As with email marketing, a headline can make or break you. Funny, ironic, sarcastic or a little bit rude (just a bit) works a treat in getting people’s attention. If you don’t require a title, then a short intro sentence using those sorts of tones should work too. Just think about how you might react if you are in the receiving line.  How many emails do you ignore every day and which ones get your attention.

In thinking about content, I tell clients who are stuck for ideas, start with a calendar. Use an A3 sheet of paper and split by the twelve months and plot the usual big holidays first e.g. Christmas, Easter, bank holidays etc. Then do a bit of research to find out some unusual holidays (e.g. ‘National Cheese Day’ ‘Dogs go to work with owners Day’ and similar) and stick those in the calendar. Then consider key dates specific to your industry. If you’re in travel and tourism, think about the high travel season or type of holiday relevant to the time of the year e.g. beach, skiing, day’s out. Or research all the main industry shows and events. FAQs make great content. Keep filling in your calendar and suddenly you have twelve months of content, without much effort, planned.
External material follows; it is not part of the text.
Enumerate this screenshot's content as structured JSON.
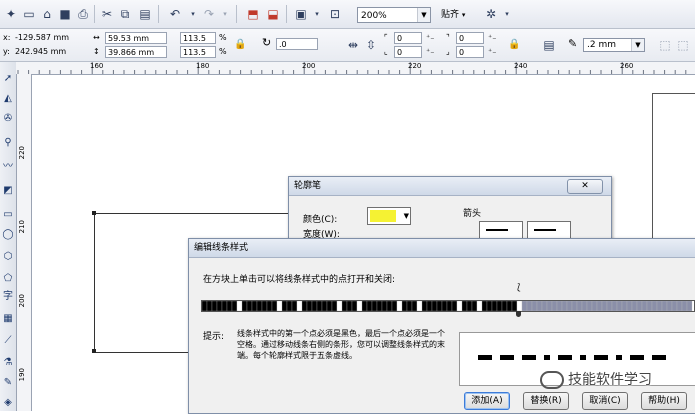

Do think laterally too in terms of content. Don’t just talk about your own industry or business – figure out how you can take advantage of a totally unrelated topic and turn it into something relevant for you and your business. The Chelsea Flower Show may not seem an obvious connection to an Osteopath but if you just think about all those gardeners bending down and making their displays, well sure you can imagine there might be some very sore backs. Suddenly, you’ve got an interesting story with a link. And you can be sure the Chelsea Flower Show will be trending all over social media (don’t forget to use those Hashtags!).

Finishing off, I remember another famous saying ‘Content is King’. I certainly think so – in fact it’s true royalty!